* **Work request**:
When you answer, restate the entries below without altering anything.

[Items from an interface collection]
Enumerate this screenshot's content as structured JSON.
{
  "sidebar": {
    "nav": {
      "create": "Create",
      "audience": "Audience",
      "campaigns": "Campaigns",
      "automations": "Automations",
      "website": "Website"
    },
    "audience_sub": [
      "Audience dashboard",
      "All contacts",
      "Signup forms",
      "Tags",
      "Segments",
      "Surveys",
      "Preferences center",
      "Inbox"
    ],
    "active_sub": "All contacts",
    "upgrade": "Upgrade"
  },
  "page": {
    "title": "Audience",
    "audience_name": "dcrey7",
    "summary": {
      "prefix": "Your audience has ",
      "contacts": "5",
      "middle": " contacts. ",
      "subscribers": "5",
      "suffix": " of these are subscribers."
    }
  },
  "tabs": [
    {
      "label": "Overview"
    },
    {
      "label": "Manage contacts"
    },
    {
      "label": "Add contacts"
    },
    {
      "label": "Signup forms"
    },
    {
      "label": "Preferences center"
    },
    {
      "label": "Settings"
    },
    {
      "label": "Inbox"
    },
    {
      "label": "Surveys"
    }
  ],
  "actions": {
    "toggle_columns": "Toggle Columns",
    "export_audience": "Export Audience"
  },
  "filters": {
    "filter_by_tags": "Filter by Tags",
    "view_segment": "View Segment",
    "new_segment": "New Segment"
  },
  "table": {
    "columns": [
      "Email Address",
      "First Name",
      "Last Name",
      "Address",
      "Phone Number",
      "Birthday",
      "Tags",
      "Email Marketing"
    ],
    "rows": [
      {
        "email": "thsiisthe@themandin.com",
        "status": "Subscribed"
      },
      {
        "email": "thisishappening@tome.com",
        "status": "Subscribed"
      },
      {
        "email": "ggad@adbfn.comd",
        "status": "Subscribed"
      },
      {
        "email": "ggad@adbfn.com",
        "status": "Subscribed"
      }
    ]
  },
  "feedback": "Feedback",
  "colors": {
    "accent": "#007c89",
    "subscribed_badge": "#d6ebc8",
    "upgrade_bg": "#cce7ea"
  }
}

* **Solved problem**:
Enumerate this screenshot's content as structured JSON.
{
  "sidebar": {
    "nav": {
      "create": "Create",
      "audience": "Audience",
      "campaigns": "Campaigns",
      "automations": "Automations",
      "website": "Website"
    },
    "audience_sub": [
      "Audience dashboard",
      "All contacts",
      "Signup forms",
      "Tags",
      "Segments",
      "Surveys",
      "Preferences center",
      "Inbox"
    ],
    "active_sub": "All contacts",
    "upgrade": "Upgrade"
  },
  "page": {
    "title": "Audience",
    "audience_name": "dcrey7",
    "summary": {
      "prefix": "Your audience has ",
      "contacts": "5",
      "middle": " contacts. ",
      "subscribers": "5",
      "suffix": " of these are subscribers."
    }
  },
  "tabs": [
    {
      "label": "Overview"
    },
    {
      "label": "Manage contacts"
    },
    {
      "label": "Add contacts"
    },
    {
      "label": "Signup forms"
    },
    {
      "label": "Preferences center"
    },
    {
      "label": "Settings"
    },
    {
      "label": "Inbox"
    },
    {
      "label": "Surveys"
    }
  ],
  "actions": {
    "toggle_columns": "Toggle Columns",
    "export_audience": "Export Audience"
  },
  "filters": {
    "filter_by_tags": "Filter by Tags",
    "view_segment": "View Segment",
    "new_segment": "New Segment"
  },
  "table": {
    "columns": [
      "Email Address",
      "First Name",
      "Last Name",
      "Address",
      "Phone Number",
      "Birthday",
      "Tags",
      "Email Marketing"
    ],
    "rows": [
      {
        "email": "thsiisthe@themandin.com",
        "status": "Subscribed"
      },
      {
        "email": "thisishappening@tome.com",
        "status": "Subscribed"
      },
      {
        "email": "ggad@adbfn.comd",
        "status": "Subscribed"
      },
      {
        "email": "ggad@adbfn.com",
        "status": "Subscribed"
      }
    ]
  },
  "feedback": "Feedback",
  "colors": {
    "accent": "#007c89",
    "subscribed_badge": "#d6ebc8",
    "upgrade_bg": "#cce7ea"
  }
}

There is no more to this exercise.